“It’s been brought to my attention that I have made some of you feel disrespected or uncomfortable,” he writes, adding, “I especially want to apologize to anyone who has ever been on the receiving end of an unwanted hug or any other gesture they felt crossed the line in any way, shape, or form.” Lasseter goes on to say that he will be taking a six-month leave of absence from Pixar “to start taking better care of myself, to recharge and be inspired,” after which point it sounds like he will return to the company in his previous position.
A new story in The Hollywood Reporter released just after the news of Lasseter’s leave of absence broke paints a less rosy picture, with an anonymous Pixar employee telling the publication that Lasseter was known not only for those unwanted hugs, but also for “grabbing, kissing, [and] making comments about physical attributes” at social events and in the office. Other anonymous sources say that women at Pixar had perfected their techniques to deflect Lasseter’s propensity for kisses and wandering hands, including a defensive posture, known internally as “the Lasseter,” designed to keep him from putting his hands on their thighs in meetings. The same sources allege that although she’s still credited as a writer on the film, Rashida Jones and her writing partner Will McCormack left Toy Story 4 early on after an “unwanted advance” from Lasseter.

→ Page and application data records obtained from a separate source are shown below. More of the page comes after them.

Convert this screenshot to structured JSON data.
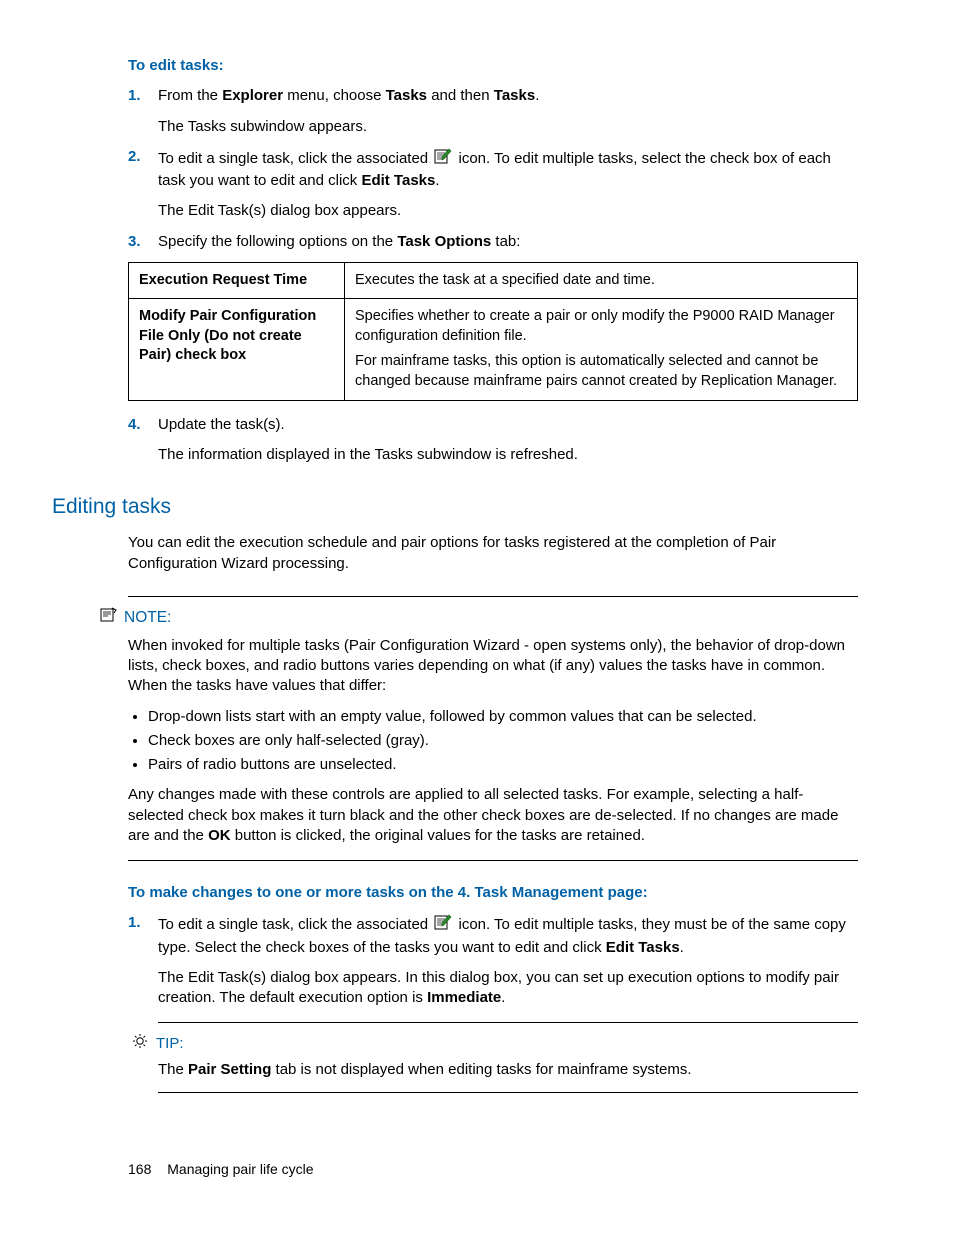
{
  "section1": {
    "heading": "To edit tasks:",
    "steps": [
      {
        "num": "1.",
        "paragraphs": [
          {
            "segments": [
              {
                "t": "From the "
              },
              {
                "t": "Explorer",
                "b": true
              },
              {
                "t": " menu, choose "
              },
              {
                "t": "Tasks",
                "b": true
              },
              {
                "t": " and then "
              },
              {
                "t": "Tasks",
                "b": true
              },
              {
                "t": "."
              }
            ]
          },
          {
            "segments": [
              {
                "t": "The Tasks subwindow appears."
              }
            ]
          }
        ]
      },
      {
        "num": "2.",
        "paragraphs": [
          {
            "segments": [
              {
                "t": "To edit a single task, click the associated "
              },
              {
                "icon": "edit"
              },
              {
                "t": " icon. To edit multiple tasks, select the check box of each task you want to edit and click "
              },
              {
                "t": "Edit Tasks",
                "b": true
              },
              {
                "t": "."
              }
            ]
          },
          {
            "segments": [
              {
                "t": "The Edit Task(s) dialog box appears."
              }
            ]
          }
        ]
      },
      {
        "num": "3.",
        "paragraphs": [
          {
            "segments": [
              {
                "t": "Specify the following options on the "
              },
              {
                "t": "Task Options",
                "b": true
              },
              {
                "t": " tab:"
              }
            ]
          }
        ]
      }
    ],
    "table": [
      {
        "label": "Execution Request Time",
        "desc": [
          "Executes the task at a specified date and time."
        ]
      },
      {
        "label": "Modify Pair Configuration File Only (Do not create Pair) check box",
        "desc": [
          "Specifies whether to create a pair or only modify the P9000 RAID Manager configuration definition file.",
          "For mainframe tasks, this option is automatically selected and cannot be changed because mainframe pairs cannot created by Replication Manager."
        ]
      }
    ],
    "step4": {
      "num": "4.",
      "paragraphs": [
        {
          "segments": [
            {
              "t": "Update the task(s)."
            }
          ]
        },
        {
          "segments": [
            {
              "t": "The information displayed in the Tasks subwindow is refreshed."
            }
          ]
        }
      ]
    }
  },
  "section2": {
    "title": "Editing tasks",
    "intro": "You can edit the execution schedule and pair options for tasks registered at the completion of Pair Configuration Wizard processing.",
    "note": {
      "label": "NOTE:",
      "p1": "When invoked for multiple tasks (Pair Configuration Wizard - open systems only), the behavior of drop-down lists, check boxes, and radio buttons varies depending on what (if any) values the tasks have in common. When the tasks have values that differ:",
      "bullets": [
        "Drop-down lists start with an empty value, followed by common values that can be selected.",
        "Check boxes are only half-selected (gray).",
        "Pairs of radio buttons are unselected."
      ],
      "p2": {
        "segments": [
          {
            "t": "Any changes made with these controls are applied to all selected tasks. For example, selecting a half-selected check box makes it turn black and the other check boxes are de-selected. If no changes are made are and the "
          },
          {
            "t": "OK",
            "b": true
          },
          {
            "t": " button is clicked, the original values for the tasks are retained."
          }
        ]
      }
    },
    "heading2": "To make changes to one or more tasks on the 4. Task Management page:",
    "steps2": [
      {
        "num": "1.",
        "paragraphs": [
          {
            "segments": [
              {
                "t": "To edit a single task, click the associated "
              },
              {
                "icon": "edit"
              },
              {
                "t": " icon. To edit multiple tasks, they must be of the same copy type. Select the check boxes of the tasks you want to edit and click "
              },
              {
                "t": "Edit Tasks",
                "b": true
              },
              {
                "t": "."
              }
            ]
          },
          {
            "segments": [
              {
                "t": "The Edit Task(s) dialog box appears. In this dialog box, you can set up execution options to modify pair creation. The default execution option is "
              },
              {
                "t": "Immediate",
                "b": true
              },
              {
                "t": "."
              }
            ]
          }
        ]
      }
    ],
    "tip": {
      "label": "TIP:",
      "body": {
        "segments": [
          {
            "t": "The "
          },
          {
            "t": "Pair Setting",
            "b": true
          },
          {
            "t": " tab is not displayed when editing tasks for mainframe systems."
          }
        ]
      }
    }
  },
  "footer": {
    "page": "168",
    "chapter": "Managing pair life cycle"
  }
}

Lasseter, who made his feature directorial debut with 1996’s Toy Story, is named as a producer or executive producer on every Pixar film, and as an executive producer on all Walt Disney Animation films. He’s been credited with overseeing Disney Animation’s return to prominence with recent efforts like Frozen and Moana. The full memo sent out earlier today to Disney Animation staff is below.
I have always wanted our animation studios to be places where creators can explore their vision with the support and collaboration of other gifted animators and storytellers. This kind of creative culture takes constant vigilance to maintain. It’s built on trust and respect, and it becomes fragile if any members of the team don’t feel valued. As a leader, it’s my responsibility to ensure that doesn’t happen; and I now believe I have been falling short in this regard.
I’ve recently had a number of difficult conversations that have been very painful for me. It’s never easy to face your missteps, but it’s the only way to learn from them. As a result, I’ve been giving a lot of thought to the leader I am today compared to the mentor, advocate and champion I want to be. It’s been brought to my attention that I have made some of you feel disrespected or uncomfortable. That was never my intent. Collectively, you mean the world to me, and I deeply apologize if I have let you down. I especially want to apologize to anyone who has ever been on the receiving end of an unwanted hug or any other gesture they felt crossed the line in any way, shape, or form. No matter how benign my intent, everyone has the right to set their own boundaries and have them respected.
In my conversations with Disney, we are united in our commitment to always treat any concerns you have with the seriousness they deserve, and to address them in an appropriate manner. We also share a desire to reinforce the vibrant, respectful culture that has been the foundation of our studios’ success since the beginning. And we agree the first step in that direction is for me to take some time away to reflect on how to move forward from here. As hard as it is for me to step away from a job I am so passionate about and a team I hold in the highest regard, not just as artists but as people, I know it’s the best thing for all of us right now. My hope is that a six-month sabbatical will give me the opportunity to start taking better care of myself, to recharge and be inspired, and ultimately return with the insight and perspective I need to be the leader you deserve.
I’m immensely proud of this team, and I know you will continue to wow the world in my absence. I wish you all a wonderful holiday season and look forward to working together again in the new year.